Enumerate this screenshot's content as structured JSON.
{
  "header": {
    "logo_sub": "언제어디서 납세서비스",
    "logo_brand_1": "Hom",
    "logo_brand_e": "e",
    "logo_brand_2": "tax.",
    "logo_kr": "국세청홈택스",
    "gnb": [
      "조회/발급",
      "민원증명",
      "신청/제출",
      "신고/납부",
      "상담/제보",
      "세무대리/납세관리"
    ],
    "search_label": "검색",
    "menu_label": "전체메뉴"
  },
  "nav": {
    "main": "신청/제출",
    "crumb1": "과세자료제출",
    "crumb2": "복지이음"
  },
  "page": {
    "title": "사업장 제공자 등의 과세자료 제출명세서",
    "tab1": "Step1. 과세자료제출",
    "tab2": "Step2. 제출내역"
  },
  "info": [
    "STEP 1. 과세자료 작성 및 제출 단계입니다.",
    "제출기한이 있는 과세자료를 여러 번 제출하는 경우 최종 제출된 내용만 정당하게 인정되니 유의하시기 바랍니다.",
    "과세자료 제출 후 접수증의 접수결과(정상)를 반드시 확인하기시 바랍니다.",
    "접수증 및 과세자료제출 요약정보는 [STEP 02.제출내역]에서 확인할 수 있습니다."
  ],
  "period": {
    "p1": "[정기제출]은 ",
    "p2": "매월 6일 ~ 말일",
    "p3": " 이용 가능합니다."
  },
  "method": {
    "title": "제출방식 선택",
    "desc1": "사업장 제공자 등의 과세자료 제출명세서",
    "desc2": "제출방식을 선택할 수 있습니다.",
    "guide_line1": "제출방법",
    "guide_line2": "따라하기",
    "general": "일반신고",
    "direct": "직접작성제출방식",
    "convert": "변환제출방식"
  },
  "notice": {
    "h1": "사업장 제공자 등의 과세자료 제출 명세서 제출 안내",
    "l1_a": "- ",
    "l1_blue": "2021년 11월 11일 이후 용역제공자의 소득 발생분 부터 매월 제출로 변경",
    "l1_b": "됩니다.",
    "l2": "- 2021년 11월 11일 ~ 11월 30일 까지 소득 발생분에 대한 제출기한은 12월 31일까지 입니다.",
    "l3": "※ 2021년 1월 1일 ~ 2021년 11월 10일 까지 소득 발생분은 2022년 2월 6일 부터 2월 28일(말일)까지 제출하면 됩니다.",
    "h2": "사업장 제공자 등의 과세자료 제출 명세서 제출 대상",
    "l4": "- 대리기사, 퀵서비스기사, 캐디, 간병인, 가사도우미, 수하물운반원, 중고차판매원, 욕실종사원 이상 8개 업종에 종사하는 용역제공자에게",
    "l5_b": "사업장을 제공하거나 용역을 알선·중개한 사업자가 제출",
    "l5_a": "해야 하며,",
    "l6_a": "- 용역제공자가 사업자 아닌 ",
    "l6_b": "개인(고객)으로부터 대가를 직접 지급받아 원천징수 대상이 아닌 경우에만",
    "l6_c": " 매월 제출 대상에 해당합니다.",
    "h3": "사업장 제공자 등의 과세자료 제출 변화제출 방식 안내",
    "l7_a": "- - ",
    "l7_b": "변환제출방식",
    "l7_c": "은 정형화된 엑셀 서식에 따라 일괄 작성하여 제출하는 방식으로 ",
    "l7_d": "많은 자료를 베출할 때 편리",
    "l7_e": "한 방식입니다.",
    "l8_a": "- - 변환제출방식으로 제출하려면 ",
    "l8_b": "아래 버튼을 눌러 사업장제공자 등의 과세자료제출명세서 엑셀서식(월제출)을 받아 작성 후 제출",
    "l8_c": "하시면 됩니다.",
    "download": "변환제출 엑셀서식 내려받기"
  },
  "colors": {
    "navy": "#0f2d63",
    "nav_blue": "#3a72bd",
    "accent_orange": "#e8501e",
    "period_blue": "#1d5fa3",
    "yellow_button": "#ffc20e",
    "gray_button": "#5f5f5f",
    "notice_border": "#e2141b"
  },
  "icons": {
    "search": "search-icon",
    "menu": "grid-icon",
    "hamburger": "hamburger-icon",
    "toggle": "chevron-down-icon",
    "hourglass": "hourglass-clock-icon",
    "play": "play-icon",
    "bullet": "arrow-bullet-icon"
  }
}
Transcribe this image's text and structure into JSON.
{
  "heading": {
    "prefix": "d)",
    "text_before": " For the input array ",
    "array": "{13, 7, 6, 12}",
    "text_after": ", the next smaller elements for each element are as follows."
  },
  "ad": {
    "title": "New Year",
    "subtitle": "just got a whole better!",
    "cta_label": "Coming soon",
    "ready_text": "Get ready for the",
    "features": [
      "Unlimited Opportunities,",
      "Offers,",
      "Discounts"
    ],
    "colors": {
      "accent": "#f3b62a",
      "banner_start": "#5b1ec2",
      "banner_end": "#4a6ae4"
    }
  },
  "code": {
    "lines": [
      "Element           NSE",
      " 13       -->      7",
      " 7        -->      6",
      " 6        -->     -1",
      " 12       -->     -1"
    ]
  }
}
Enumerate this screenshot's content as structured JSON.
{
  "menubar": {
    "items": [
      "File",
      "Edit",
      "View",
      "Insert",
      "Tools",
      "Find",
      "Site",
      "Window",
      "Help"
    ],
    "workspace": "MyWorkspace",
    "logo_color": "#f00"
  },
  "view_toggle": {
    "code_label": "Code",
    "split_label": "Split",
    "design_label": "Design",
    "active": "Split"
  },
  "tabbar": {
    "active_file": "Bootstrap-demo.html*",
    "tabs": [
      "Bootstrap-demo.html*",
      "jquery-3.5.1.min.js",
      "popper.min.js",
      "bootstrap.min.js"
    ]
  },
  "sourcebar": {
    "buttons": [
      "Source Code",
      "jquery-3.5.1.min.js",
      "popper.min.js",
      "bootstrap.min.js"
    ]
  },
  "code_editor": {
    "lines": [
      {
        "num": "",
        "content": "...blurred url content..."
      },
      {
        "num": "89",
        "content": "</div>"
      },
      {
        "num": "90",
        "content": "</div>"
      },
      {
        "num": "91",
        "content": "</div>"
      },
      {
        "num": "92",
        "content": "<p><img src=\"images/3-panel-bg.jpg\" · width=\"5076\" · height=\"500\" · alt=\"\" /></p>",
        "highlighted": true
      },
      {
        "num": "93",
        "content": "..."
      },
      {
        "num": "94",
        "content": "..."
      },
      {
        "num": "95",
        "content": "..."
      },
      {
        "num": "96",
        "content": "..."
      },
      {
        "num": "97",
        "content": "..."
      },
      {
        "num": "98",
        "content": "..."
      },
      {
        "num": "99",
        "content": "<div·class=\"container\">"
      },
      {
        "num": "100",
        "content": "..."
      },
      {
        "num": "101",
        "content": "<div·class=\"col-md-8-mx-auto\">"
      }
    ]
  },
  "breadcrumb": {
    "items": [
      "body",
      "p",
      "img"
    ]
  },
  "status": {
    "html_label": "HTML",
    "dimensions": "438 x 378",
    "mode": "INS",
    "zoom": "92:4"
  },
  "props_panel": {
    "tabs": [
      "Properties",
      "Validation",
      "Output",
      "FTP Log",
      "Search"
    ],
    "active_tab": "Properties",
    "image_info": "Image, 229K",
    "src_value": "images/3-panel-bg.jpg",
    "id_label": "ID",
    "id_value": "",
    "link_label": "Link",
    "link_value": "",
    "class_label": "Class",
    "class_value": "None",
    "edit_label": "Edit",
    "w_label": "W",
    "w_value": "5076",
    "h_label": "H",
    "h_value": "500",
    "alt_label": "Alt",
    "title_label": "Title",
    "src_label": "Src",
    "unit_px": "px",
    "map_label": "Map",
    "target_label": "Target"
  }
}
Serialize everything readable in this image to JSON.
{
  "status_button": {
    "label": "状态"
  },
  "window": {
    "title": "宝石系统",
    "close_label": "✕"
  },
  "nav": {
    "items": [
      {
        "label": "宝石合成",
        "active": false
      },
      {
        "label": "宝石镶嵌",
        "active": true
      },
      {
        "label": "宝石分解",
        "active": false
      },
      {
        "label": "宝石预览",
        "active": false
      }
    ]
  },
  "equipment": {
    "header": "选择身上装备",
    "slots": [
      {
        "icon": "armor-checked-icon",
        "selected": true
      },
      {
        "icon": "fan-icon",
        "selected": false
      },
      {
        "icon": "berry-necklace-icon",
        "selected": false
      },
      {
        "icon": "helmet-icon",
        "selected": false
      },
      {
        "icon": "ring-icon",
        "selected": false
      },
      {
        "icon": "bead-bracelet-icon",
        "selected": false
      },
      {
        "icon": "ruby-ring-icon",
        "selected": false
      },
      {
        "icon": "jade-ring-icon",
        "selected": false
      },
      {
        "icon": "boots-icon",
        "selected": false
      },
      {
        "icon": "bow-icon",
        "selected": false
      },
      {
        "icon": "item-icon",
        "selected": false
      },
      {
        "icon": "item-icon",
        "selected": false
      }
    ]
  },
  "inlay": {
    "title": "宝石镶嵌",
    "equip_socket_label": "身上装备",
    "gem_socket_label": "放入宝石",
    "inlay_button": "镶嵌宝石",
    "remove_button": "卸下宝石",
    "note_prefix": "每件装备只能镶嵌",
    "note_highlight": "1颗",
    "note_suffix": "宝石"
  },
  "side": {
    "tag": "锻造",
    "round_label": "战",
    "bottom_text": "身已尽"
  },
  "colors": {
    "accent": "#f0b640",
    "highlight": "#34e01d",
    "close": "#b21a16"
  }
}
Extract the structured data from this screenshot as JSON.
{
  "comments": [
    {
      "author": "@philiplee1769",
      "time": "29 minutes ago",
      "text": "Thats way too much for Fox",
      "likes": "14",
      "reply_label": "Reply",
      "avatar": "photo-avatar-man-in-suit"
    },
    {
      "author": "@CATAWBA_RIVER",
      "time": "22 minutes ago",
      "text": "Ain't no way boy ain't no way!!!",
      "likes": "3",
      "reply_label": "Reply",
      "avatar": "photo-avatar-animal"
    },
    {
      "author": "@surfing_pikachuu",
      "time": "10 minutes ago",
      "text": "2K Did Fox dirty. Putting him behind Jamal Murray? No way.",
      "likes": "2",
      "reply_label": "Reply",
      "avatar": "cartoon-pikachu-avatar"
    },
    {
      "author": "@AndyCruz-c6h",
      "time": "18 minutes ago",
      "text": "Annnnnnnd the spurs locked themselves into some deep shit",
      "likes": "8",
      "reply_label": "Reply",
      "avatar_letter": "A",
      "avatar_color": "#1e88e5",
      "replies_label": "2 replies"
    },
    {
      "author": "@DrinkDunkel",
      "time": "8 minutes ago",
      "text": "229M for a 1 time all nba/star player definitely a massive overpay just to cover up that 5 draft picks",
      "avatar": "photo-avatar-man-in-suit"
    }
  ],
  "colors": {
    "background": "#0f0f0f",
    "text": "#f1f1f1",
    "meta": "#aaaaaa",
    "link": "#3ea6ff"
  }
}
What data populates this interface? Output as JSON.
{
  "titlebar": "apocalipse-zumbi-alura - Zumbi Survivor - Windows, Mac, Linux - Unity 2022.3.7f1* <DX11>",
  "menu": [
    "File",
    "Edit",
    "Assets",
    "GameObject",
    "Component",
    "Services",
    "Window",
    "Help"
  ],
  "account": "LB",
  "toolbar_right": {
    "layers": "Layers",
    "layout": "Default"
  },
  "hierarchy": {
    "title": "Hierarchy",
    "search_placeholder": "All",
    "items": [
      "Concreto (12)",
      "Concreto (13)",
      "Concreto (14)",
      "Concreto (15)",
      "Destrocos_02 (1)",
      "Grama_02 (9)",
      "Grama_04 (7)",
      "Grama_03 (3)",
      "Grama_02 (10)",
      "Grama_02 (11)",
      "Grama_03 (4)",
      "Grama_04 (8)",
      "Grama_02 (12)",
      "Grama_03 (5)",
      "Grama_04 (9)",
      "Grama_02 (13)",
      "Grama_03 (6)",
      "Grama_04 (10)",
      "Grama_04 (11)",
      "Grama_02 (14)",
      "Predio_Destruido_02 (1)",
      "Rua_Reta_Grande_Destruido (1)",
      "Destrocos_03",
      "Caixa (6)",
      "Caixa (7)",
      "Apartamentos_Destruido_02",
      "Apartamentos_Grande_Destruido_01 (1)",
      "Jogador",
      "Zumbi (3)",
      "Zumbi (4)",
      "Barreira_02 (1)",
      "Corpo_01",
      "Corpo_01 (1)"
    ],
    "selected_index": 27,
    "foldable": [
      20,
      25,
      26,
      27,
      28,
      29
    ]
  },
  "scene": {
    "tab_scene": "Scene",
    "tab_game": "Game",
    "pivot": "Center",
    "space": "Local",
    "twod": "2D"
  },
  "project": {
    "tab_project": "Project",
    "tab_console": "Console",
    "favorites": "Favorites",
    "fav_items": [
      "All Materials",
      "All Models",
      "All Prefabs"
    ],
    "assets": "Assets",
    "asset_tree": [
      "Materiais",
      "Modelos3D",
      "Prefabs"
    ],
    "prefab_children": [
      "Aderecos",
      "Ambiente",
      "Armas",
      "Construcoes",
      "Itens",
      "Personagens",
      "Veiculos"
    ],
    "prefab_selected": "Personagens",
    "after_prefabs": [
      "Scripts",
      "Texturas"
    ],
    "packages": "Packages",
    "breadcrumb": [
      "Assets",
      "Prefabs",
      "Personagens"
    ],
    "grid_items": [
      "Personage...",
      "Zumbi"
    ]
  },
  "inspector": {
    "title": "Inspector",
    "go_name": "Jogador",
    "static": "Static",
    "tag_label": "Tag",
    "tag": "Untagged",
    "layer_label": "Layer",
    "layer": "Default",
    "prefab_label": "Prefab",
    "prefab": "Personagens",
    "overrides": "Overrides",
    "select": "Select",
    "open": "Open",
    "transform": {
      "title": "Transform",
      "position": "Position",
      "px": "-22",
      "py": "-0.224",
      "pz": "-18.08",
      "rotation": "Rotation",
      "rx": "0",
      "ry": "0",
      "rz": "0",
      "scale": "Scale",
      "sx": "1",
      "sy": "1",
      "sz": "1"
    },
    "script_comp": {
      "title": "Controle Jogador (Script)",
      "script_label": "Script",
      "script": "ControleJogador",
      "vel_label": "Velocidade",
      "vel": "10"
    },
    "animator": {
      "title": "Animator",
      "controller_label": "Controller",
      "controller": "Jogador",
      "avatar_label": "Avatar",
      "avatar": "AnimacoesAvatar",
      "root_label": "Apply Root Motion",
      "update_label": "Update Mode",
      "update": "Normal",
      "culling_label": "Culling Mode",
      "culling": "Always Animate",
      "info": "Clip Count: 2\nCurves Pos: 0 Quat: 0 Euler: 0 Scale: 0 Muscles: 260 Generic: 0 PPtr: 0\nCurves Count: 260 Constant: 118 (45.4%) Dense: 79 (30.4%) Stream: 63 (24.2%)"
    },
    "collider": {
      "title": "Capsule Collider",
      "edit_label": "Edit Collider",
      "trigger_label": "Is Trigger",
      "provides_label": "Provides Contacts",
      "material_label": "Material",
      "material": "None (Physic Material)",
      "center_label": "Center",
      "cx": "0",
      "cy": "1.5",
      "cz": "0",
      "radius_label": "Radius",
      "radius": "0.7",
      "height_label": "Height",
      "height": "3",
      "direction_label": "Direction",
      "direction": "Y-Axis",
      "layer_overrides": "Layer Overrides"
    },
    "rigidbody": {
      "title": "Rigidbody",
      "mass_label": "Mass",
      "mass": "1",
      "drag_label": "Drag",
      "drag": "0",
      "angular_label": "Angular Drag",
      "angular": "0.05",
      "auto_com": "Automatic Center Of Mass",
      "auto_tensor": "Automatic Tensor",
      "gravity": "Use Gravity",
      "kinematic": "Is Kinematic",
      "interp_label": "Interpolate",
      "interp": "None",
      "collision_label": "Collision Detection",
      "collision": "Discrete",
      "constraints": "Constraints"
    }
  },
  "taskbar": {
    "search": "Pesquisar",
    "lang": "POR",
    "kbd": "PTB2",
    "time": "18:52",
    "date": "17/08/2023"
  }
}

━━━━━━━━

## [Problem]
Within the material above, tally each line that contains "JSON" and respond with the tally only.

## [Solution for this problem]
6